Speaker: Dr. Ingo Sagoschen (Center for Cardiology)
(following the Infection Medicine Board, starting at 16:45 hrs)
Our aim is to establish and develop Infection Medicine practically with all its facets. This includes an adequate microbiological diagnostic, appropriate practiced infection prevention and a rational therapy with anti-infective substances.
The representatives of the following institutions of the University Medical Center are joining the “Interdisciplinary Infection Medicine Mainz”:
Further projects of the "Interdisciplinary Infection Medicine Mainz":
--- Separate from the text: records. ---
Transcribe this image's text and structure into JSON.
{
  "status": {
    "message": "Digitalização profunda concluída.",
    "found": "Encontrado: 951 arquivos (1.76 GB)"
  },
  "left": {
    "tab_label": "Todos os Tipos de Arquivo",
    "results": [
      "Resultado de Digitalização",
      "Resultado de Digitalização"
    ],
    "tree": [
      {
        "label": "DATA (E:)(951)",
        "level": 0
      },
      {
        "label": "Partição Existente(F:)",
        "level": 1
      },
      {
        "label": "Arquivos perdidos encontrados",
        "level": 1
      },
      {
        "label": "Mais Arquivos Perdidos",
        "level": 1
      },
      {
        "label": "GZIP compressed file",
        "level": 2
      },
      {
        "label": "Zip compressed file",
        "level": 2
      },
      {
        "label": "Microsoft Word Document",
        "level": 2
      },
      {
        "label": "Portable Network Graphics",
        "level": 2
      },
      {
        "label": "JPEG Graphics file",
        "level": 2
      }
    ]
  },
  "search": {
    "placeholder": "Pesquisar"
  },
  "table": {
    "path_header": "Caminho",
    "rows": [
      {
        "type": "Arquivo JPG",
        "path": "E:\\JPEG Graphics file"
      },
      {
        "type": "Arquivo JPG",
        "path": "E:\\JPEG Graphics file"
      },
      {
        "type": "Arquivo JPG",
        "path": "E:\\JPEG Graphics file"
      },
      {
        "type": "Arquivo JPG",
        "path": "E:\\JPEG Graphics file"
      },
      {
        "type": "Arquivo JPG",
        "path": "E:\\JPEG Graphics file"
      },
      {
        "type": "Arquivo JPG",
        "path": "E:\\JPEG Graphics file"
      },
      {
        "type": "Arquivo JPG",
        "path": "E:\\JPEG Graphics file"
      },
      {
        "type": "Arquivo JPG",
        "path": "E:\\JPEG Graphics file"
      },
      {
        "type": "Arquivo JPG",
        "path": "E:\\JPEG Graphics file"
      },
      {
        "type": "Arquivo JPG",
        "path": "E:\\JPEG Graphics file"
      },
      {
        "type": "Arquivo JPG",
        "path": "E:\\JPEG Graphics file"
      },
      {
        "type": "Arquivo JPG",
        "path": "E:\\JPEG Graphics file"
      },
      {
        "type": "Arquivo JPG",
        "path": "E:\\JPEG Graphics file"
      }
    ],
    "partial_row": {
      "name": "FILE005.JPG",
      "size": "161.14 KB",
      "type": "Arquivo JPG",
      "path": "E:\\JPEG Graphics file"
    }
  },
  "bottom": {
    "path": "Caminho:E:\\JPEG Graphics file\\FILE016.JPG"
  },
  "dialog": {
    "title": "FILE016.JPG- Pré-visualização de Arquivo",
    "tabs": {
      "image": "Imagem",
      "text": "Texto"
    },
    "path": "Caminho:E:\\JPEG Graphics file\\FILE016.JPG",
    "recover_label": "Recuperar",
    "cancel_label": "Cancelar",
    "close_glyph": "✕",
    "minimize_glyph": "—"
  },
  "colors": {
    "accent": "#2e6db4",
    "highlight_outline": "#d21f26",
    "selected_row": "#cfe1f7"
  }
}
In 2020, the guidelines "Kalkulierte Antibiotikatherapie 3.0" currently available, have been corrected and reviewed and supplemented by paediatric recommendations (access only via Intranet).
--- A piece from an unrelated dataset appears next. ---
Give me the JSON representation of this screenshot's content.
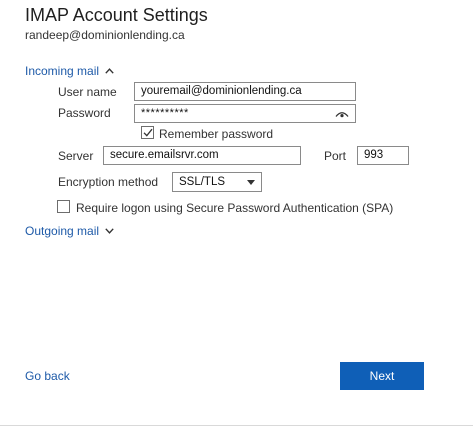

Further wishes/feedback welcome: email@example.com
Up to 10% of the population claim to have a penicillin allergy. In fact, 85-90% of all patients with anamnestic penicillin allergy tolerate penicillins because they are not or no longer allergic.
Consequences of a supposed penicillin allergy are avoidance of beta-lactam antibiotics such as penicillins and cephalosporins. Alternative anti-infectives are often less effective, have more side effects, induce more resistance and cause higher costs.
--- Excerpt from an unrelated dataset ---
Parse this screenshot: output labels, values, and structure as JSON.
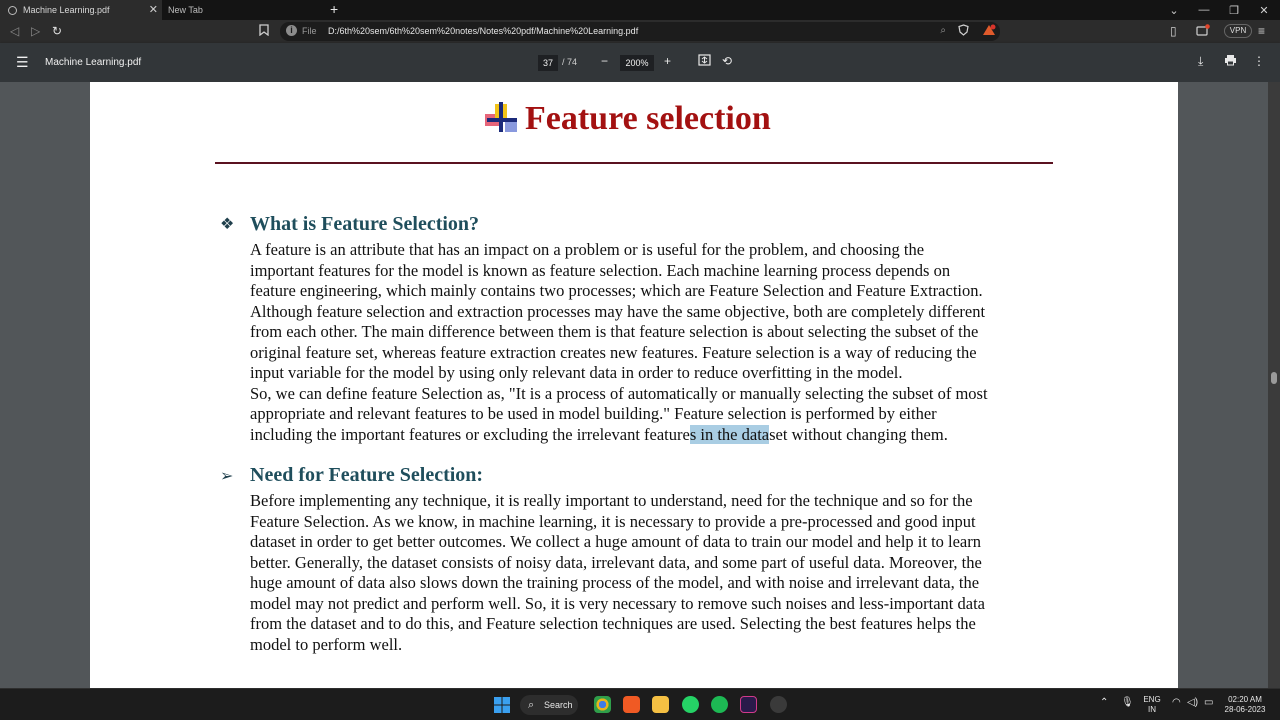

Patients, who claim to have a penicillin allergy, are for example twice as likely to receive vancomycin and three times as likely to receive fluoroquinolones. They have 23% more C. difficile infections, 14% more methicillin-resistant staphylococcus aureus (MRSA) infections and 30% more evidence of vancomycin-resistant enterococci (AER).
Therefore, a suspected penicillin allergy should always be clarified and not be taken over uncritically. In addition to in vitro tests, skin tests and oral provocation are available for testing.
A penicillin allergy does not has to last a lifetime: About 50% of patients with IgE-mediated penicillin allergy lose sensitivity 5 years after the last reaction (about 80% after 10 years!).
97-98% of patients with penicillin allergy confirmed by skin testing tolerate cephalosporins!
Patients, who urgently need to be treated with a beta-lactam antibiotic, a desensitization can be carried out at short notice.
Indication: patients with confirmed (positive skin test or in vitro test) or urgently suspected LgE-mediated immediate reaction to penicillin AND for whom there are no comparably effective alternatives.
Contraindication: Anamnesis of Stevens-Johnson syndrome, exfoliative dermatitis or erythroderma. A desensitization temporarily alters the immune response to the antibiotic in the sense of short-term tolerance, which enables a safe medication (if taken continuously!).
In consultation with our colleagues at the virological institute, we have compiled information on the diagnosis of infections when COVID-19 is suspected. (Pdf-file, 721,4 KB)